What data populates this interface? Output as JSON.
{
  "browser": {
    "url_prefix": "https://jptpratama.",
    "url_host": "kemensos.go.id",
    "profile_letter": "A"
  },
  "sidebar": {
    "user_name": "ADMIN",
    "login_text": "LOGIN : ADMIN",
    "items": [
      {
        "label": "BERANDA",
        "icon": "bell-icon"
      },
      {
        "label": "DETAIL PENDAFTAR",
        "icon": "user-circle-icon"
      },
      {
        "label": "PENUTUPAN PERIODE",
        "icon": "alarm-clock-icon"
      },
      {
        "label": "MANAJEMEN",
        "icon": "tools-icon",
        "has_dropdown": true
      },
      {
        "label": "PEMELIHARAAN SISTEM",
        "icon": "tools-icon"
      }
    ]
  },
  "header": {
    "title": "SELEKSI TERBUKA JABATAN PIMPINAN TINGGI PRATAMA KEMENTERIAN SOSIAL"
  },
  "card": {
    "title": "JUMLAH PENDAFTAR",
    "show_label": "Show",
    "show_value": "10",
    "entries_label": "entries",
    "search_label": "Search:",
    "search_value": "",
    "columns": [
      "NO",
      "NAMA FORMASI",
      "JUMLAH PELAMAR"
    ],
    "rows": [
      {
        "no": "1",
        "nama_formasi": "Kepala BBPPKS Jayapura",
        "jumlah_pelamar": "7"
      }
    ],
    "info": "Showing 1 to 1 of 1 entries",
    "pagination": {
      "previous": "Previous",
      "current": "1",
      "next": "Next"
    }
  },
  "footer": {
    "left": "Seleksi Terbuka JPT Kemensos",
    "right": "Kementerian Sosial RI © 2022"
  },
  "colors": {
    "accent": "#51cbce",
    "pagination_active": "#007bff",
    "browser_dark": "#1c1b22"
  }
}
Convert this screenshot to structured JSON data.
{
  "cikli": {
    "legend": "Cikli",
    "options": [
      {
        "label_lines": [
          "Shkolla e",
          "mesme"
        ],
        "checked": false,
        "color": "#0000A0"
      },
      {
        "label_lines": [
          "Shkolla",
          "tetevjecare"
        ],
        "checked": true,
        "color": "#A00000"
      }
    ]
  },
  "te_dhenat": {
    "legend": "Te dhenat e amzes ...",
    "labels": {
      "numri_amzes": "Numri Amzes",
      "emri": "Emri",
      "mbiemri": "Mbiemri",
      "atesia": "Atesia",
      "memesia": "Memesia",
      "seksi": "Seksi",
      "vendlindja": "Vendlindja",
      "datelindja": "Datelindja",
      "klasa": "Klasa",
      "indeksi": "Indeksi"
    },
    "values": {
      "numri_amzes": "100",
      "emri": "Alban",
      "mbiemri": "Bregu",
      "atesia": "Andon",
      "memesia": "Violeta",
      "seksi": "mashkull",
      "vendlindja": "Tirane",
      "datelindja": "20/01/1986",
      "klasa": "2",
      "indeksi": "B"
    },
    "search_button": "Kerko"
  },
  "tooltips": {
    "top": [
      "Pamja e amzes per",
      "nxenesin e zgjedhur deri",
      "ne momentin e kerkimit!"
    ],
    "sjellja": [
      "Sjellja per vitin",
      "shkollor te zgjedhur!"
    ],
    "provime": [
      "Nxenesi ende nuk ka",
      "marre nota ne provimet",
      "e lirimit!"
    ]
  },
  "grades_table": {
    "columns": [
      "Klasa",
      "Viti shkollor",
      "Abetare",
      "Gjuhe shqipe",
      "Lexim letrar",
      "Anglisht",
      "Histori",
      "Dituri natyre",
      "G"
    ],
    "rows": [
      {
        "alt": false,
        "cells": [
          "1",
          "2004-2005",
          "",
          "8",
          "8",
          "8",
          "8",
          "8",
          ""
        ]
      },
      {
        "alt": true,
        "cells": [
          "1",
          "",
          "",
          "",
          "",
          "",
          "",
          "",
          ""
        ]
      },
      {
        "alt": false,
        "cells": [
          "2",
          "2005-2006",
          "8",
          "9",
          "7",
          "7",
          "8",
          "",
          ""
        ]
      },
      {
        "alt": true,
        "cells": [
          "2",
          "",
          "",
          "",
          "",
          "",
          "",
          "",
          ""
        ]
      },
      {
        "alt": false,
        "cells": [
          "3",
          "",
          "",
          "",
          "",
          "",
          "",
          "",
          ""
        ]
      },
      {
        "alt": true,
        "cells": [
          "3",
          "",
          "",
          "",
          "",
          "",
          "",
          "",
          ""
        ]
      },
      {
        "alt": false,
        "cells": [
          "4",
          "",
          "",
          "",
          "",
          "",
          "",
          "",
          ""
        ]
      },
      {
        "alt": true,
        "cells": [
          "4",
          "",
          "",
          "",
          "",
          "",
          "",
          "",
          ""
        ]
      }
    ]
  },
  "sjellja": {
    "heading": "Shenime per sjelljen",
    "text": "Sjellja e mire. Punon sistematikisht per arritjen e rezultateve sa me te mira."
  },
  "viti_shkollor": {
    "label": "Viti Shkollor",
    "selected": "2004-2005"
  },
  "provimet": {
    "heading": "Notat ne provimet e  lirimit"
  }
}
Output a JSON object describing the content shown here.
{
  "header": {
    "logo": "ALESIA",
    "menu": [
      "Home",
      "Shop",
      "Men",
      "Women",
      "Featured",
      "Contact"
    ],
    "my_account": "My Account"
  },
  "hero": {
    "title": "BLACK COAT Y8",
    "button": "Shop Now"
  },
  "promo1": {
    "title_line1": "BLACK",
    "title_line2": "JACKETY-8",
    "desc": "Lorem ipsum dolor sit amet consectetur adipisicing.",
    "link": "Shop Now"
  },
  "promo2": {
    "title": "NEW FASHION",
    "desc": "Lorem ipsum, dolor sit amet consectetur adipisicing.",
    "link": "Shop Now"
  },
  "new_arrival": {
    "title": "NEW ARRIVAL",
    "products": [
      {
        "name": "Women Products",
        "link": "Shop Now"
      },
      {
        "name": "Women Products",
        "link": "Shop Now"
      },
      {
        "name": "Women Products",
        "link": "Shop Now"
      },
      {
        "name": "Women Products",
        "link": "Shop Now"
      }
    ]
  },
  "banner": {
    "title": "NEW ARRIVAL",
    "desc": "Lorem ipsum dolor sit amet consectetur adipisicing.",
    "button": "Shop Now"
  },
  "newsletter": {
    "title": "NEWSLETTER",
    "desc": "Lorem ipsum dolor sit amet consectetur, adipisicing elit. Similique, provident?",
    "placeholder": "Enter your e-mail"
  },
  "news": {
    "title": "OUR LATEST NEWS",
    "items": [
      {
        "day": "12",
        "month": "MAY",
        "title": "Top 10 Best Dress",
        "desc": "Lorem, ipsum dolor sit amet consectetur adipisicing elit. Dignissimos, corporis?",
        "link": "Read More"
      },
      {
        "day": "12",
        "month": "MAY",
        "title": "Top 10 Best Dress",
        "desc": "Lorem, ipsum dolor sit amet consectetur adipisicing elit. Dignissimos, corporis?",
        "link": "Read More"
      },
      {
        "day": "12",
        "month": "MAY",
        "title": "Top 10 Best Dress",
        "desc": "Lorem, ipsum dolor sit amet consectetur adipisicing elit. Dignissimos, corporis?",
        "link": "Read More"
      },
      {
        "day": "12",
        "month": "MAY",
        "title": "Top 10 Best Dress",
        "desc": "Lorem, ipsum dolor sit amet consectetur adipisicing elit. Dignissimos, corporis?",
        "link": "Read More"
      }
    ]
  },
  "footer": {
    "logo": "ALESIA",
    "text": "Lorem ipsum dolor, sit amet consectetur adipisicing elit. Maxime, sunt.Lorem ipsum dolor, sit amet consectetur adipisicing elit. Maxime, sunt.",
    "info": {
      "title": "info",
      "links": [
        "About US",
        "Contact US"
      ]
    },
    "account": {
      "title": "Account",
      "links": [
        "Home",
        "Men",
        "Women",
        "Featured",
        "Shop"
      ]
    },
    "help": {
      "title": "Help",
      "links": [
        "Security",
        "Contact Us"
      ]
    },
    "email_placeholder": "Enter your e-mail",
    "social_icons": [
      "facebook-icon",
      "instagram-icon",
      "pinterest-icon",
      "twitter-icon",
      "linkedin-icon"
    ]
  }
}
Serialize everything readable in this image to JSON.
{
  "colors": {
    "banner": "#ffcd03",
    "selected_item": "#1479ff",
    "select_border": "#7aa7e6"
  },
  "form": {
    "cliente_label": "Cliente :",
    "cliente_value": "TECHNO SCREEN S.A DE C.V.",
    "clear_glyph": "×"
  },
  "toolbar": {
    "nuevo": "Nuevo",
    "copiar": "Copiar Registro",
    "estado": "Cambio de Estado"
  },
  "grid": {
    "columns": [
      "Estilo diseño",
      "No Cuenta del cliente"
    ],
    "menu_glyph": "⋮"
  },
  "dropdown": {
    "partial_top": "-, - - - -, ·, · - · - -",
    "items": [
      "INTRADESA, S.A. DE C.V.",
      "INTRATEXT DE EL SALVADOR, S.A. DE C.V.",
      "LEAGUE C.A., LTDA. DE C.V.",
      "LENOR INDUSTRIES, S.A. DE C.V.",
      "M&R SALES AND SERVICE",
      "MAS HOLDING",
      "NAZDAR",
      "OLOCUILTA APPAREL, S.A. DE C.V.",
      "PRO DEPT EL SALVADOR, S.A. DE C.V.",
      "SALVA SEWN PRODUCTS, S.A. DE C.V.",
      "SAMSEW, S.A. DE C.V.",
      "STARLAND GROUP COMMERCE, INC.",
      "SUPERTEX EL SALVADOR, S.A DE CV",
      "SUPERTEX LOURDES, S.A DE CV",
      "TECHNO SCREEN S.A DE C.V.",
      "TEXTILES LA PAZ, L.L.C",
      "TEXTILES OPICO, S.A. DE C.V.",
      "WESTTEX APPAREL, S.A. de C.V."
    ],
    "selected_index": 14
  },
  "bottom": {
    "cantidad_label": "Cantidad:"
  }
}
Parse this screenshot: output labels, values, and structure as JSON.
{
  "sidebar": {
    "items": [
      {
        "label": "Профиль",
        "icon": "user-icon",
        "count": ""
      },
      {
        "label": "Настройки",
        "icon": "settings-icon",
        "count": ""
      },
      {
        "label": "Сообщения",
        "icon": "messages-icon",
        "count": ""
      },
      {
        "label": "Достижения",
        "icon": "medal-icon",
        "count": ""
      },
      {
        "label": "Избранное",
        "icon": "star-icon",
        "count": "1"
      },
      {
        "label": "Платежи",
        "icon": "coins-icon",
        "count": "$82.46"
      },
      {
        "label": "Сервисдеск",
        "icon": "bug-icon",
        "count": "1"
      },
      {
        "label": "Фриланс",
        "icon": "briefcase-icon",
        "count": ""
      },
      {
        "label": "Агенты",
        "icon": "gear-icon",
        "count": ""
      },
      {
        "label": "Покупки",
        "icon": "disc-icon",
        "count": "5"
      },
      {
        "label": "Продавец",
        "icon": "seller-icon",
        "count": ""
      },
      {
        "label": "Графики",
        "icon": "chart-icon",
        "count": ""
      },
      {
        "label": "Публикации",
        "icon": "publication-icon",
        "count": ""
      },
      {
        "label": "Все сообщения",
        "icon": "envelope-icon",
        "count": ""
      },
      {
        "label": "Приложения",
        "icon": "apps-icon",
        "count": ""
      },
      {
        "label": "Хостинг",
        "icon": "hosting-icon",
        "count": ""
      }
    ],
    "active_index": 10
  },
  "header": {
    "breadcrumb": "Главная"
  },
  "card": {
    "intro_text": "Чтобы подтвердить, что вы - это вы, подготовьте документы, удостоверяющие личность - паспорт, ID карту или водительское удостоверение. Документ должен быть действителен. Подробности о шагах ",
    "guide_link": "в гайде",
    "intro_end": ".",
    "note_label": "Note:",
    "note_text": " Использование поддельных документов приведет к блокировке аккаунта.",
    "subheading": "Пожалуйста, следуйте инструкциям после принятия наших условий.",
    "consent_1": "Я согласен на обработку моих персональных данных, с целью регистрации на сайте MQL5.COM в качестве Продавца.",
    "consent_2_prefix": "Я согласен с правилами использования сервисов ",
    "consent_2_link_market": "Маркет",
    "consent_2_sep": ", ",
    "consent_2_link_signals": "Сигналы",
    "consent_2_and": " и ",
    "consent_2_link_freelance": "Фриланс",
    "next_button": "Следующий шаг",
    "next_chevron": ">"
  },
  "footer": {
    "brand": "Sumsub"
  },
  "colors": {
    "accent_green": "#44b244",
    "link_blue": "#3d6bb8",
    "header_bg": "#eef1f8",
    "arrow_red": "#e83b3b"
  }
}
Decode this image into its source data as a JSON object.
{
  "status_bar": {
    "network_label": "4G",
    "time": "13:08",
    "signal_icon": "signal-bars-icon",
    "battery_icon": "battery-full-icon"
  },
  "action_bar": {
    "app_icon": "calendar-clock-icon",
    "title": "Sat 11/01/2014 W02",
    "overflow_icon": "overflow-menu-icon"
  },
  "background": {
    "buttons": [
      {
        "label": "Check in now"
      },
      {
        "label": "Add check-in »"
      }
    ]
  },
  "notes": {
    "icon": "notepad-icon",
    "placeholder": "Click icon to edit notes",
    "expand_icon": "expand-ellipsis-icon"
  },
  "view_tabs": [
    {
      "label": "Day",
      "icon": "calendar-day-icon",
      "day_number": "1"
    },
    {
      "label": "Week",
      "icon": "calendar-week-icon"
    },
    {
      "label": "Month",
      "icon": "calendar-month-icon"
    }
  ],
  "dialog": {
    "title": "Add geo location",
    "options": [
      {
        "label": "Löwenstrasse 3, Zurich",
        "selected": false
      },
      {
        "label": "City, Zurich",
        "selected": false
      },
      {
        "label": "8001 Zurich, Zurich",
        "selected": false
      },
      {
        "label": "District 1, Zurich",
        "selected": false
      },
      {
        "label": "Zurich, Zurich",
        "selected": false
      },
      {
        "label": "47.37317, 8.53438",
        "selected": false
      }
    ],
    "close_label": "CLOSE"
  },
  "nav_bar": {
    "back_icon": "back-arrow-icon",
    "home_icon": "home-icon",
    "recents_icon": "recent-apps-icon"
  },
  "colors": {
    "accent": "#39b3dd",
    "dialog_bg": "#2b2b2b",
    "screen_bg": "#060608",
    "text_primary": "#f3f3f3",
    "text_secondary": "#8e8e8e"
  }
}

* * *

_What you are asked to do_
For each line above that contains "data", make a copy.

_Completed exercise_
What data populates this interface? Output as JSON.
Convert this screenshot to structured JSON data.
Decode this image into its source data as a JSON object.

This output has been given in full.